### What the task asks
Images aside, the whole listing should be written out word for word.

### Information supplied
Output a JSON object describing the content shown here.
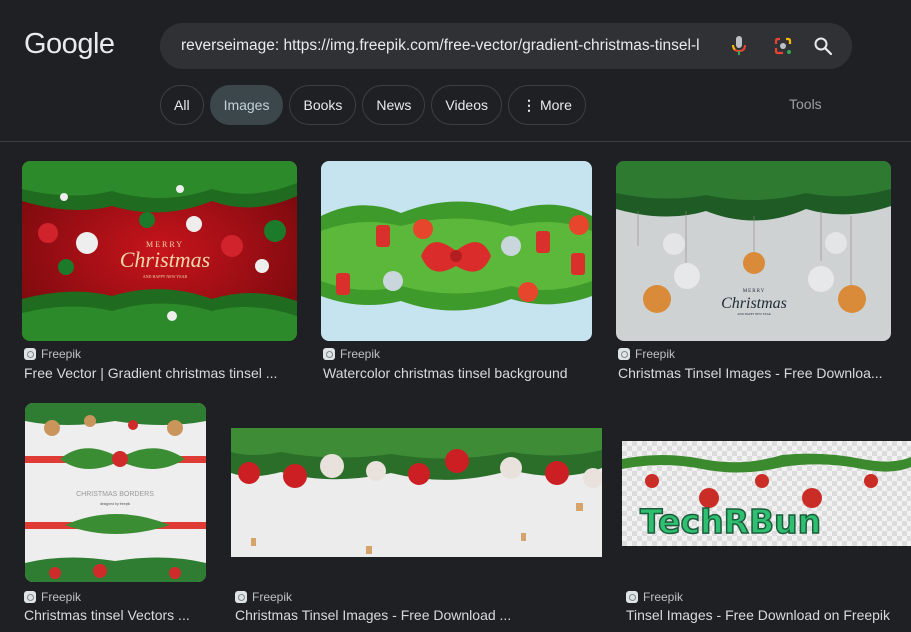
{
  "header": {
    "logo": "Google",
    "search": {
      "value": "reverseimage: https://img.freepik.com/free-vector/gradient-christmas-tinsel-l",
      "mic_icon": "mic-icon",
      "lens_icon": "camera-lens-icon",
      "search_icon": "search-icon"
    },
    "tabs": [
      {
        "label": "All",
        "active": false
      },
      {
        "label": "Images",
        "active": true
      },
      {
        "label": "Books",
        "active": false
      },
      {
        "label": "News",
        "active": false
      },
      {
        "label": "Videos",
        "active": false
      },
      {
        "label": "More",
        "active": false,
        "icon": "more-vert-icon"
      }
    ],
    "tools_label": "Tools"
  },
  "results": [
    {
      "source": "Freepik",
      "title": "Free Vector | Gradient christmas tinsel ...",
      "image_text": {
        "line1": "MERRY",
        "line2": "Christmas",
        "line3": "AND HAPPY NEW YEAR"
      }
    },
    {
      "source": "Freepik",
      "title": "Watercolor christmas tinsel background"
    },
    {
      "source": "Freepik",
      "title": "Christmas Tinsel Images - Free Downloa...",
      "image_text": {
        "line1": "MERRY",
        "line2": "Christmas",
        "line3": "AND HAPPY NEW YEAR"
      }
    },
    {
      "source": "Freepik",
      "title": "Christmas tinsel Vectors ...",
      "image_text": {
        "line1": "CHRISTMAS BORDERS",
        "line2": "designed by freepik"
      }
    },
    {
      "source": "Freepik",
      "title": "Christmas Tinsel Images - Free Download ..."
    },
    {
      "source": "Freepik",
      "title": "Tinsel Images - Free Download on Freepik",
      "image_text": {
        "watermark": "TechRBun"
      }
    }
  ],
  "colors": {
    "background": "#1f2023",
    "search_bg": "#303134",
    "active_tab_bg": "#3c474c",
    "text": "#e8eaed",
    "watermark": "#2ecc71"
  }
}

### Output for this exercise
Output a JSON object describing the content shown here.
{
  "header": {
    "logo": "Google",
    "search": {
      "value": "reverseimage: https://img.freepik.com/free-vector/gradient-christmas-tinsel-l",
      "mic_icon": "mic-icon",
      "lens_icon": "camera-lens-icon",
      "search_icon": "search-icon"
    },
    "tabs": [
      {
        "label": "All",
        "active": false
      },
      {
        "label": "Images",
        "active": true
      },
      {
        "label": "Books",
        "active": false
      },
      {
        "label": "News",
        "active": false
      },
      {
        "label": "Videos",
        "active": false
      },
      {
        "label": "More",
        "active": false,
        "icon": "more-vert-icon"
      }
    ],
    "tools_label": "Tools"
  },
  "results": [
    {
      "source": "Freepik",
      "title": "Free Vector | Gradient christmas tinsel ...",
      "image_text": {
        "line1": "MERRY",
        "line2": "Christmas",
        "line3": "AND HAPPY NEW YEAR"
      }
    },
    {
      "source": "Freepik",
      "title": "Watercolor christmas tinsel background"
    },
    {
      "source": "Freepik",
      "title": "Christmas Tinsel Images - Free Downloa...",
      "image_text": {
        "line1": "MERRY",
        "line2": "Christmas",
        "line3": "AND HAPPY NEW YEAR"
      }
    },
    {
      "source": "Freepik",
      "title": "Christmas tinsel Vectors ...",
      "image_text": {
        "line1": "CHRISTMAS BORDERS",
        "line2": "designed by freepik"
      }
    },
    {
      "source": "Freepik",
      "title": "Christmas Tinsel Images - Free Download ..."
    },
    {
      "source": "Freepik",
      "title": "Tinsel Images - Free Download on Freepik",
      "image_text": {
        "watermark": "TechRBun"
      }
    }
  ],
  "colors": {
    "background": "#1f2023",
    "search_bg": "#303134",
    "active_tab_bg": "#3c474c",
    "text": "#e8eaed",
    "watermark": "#2ecc71"
  }
}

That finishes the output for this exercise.